• Work instructions: Return, from the lines below, each one that includes the word "into".

App and web page records:
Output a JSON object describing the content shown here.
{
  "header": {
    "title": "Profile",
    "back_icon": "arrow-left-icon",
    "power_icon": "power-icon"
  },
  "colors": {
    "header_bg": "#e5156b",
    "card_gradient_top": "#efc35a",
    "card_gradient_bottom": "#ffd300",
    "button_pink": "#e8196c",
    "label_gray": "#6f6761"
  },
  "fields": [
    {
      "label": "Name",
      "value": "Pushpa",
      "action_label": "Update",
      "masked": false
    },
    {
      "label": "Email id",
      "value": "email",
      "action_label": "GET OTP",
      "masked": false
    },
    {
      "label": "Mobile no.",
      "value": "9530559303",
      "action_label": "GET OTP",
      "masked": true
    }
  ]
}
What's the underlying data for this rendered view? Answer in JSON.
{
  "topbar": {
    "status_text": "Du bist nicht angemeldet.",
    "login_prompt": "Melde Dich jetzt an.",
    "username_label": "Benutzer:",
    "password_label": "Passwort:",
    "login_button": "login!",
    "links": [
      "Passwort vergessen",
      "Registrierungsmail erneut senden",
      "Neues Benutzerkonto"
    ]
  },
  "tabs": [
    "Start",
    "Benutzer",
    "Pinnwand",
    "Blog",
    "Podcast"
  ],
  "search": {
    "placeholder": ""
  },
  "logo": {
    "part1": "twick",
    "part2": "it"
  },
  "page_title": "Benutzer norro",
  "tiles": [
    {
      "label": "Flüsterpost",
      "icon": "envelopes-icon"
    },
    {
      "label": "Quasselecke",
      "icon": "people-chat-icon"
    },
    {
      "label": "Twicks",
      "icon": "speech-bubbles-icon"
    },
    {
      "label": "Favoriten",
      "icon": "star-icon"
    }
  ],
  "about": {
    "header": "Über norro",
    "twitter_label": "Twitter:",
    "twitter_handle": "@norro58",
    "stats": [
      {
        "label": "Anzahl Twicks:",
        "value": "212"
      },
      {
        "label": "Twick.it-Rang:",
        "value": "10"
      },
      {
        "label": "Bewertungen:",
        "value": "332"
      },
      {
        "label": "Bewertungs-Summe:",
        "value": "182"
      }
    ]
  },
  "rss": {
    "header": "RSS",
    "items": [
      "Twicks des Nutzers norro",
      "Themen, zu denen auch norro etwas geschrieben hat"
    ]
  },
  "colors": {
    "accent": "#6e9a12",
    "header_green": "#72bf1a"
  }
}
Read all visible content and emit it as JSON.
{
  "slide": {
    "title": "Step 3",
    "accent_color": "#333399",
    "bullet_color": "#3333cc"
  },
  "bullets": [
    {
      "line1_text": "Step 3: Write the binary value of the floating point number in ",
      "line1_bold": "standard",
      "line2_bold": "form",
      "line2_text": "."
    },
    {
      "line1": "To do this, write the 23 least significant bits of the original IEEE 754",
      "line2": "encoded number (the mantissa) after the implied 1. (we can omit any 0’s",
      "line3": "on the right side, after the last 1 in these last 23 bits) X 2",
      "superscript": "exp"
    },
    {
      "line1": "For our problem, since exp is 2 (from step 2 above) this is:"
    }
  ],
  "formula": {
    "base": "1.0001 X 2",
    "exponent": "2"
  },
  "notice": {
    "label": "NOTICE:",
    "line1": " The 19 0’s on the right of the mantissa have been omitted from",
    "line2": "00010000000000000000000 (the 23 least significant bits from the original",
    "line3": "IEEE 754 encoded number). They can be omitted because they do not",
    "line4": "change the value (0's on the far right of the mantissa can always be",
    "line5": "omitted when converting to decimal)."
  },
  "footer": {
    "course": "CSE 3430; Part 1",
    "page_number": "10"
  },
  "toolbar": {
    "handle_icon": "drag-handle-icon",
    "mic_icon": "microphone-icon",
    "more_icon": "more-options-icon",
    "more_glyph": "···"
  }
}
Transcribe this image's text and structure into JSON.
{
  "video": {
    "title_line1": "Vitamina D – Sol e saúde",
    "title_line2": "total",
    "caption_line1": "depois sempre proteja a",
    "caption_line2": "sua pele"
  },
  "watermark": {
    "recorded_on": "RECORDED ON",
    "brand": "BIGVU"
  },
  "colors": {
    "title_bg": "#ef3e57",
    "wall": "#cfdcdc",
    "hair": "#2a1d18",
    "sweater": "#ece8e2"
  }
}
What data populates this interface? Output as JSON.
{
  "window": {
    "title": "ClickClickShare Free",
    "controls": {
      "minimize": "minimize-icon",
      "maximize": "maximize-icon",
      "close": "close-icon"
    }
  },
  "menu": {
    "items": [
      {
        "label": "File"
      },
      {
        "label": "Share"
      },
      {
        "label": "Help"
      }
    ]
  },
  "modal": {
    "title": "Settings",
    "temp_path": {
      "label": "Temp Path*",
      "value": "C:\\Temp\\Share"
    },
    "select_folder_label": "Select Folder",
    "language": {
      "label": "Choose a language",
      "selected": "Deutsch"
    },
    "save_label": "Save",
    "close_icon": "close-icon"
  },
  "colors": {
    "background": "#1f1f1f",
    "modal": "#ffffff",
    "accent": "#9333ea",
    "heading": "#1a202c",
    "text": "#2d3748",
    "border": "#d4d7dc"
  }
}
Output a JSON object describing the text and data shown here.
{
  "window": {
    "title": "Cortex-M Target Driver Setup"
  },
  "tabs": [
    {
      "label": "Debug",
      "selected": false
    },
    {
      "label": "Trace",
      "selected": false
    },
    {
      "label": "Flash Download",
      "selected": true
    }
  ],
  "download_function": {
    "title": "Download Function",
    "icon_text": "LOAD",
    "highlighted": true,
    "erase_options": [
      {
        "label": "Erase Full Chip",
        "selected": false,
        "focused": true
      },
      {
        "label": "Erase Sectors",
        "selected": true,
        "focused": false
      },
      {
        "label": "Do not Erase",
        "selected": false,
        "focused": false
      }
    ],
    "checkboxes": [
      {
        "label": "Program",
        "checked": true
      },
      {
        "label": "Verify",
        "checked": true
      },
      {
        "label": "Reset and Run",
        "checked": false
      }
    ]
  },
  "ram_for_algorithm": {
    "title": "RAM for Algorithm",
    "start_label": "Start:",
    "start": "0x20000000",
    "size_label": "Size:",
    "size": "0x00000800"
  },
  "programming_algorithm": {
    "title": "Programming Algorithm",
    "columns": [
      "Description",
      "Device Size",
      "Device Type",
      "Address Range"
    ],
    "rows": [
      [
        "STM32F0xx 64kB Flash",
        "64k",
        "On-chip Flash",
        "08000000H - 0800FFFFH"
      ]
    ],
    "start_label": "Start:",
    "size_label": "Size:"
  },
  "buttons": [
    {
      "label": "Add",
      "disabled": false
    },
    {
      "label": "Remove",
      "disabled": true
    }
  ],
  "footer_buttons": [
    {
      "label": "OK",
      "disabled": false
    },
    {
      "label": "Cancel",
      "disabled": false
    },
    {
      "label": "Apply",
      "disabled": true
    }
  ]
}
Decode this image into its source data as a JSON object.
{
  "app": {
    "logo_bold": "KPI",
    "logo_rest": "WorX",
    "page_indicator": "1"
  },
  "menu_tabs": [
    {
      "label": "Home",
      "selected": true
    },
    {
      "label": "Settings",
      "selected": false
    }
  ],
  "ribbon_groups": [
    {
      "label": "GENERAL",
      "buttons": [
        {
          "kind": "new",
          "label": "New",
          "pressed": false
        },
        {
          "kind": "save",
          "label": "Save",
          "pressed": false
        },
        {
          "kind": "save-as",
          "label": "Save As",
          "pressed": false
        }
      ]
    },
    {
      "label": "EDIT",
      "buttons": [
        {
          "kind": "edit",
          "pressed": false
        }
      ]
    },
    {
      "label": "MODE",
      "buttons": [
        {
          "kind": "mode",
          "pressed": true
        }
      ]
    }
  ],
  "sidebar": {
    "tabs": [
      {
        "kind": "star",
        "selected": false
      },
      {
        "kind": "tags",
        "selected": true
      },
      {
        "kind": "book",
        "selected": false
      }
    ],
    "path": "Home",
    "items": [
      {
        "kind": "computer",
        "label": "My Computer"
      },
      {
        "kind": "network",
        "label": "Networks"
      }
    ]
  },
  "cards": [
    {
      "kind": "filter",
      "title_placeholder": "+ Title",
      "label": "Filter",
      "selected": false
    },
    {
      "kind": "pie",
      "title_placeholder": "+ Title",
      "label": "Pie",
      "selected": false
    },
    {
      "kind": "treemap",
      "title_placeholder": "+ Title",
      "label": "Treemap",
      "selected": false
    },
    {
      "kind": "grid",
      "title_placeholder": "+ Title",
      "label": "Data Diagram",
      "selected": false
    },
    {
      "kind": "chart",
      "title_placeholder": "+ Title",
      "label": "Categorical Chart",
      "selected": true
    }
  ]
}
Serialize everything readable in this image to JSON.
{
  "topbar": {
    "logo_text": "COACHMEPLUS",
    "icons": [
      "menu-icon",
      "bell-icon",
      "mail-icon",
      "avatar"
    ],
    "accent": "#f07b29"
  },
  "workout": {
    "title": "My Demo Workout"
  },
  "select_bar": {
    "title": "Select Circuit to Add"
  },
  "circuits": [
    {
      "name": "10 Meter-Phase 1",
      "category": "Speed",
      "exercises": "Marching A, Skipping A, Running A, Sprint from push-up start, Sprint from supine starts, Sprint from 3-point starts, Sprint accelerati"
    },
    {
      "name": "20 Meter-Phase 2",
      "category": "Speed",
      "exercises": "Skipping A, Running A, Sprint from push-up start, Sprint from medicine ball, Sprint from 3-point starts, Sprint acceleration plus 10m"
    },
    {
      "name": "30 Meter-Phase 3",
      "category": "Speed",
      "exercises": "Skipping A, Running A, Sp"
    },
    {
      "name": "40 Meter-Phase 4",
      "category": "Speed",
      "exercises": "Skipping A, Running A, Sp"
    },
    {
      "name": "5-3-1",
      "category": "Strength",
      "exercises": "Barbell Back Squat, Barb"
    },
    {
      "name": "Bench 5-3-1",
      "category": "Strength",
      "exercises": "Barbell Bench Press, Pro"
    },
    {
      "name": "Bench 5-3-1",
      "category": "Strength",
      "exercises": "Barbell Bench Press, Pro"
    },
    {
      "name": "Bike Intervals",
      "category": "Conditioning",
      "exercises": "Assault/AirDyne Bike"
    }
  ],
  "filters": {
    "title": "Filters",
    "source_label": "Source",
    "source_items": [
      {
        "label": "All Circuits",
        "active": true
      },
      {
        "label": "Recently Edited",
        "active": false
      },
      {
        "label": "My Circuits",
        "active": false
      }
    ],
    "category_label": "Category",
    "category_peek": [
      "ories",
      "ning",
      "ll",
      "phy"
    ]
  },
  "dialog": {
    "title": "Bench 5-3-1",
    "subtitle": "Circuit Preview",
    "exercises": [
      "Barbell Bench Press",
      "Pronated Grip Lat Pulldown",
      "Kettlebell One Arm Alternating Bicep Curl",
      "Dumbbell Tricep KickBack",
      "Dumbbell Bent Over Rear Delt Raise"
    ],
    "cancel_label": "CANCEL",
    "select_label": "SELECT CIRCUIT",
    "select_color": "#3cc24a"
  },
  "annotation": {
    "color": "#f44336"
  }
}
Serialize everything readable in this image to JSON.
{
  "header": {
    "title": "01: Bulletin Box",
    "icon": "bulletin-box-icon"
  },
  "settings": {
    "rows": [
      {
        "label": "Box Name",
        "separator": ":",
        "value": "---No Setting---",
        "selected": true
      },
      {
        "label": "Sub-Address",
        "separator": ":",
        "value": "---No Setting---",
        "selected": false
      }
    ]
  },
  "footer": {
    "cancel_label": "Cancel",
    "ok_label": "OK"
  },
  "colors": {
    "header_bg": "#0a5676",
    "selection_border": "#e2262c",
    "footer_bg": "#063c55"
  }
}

• Expected answer:
Transcribe this image's text and structure into JSON.
Decode this image into its source data as a JSON object.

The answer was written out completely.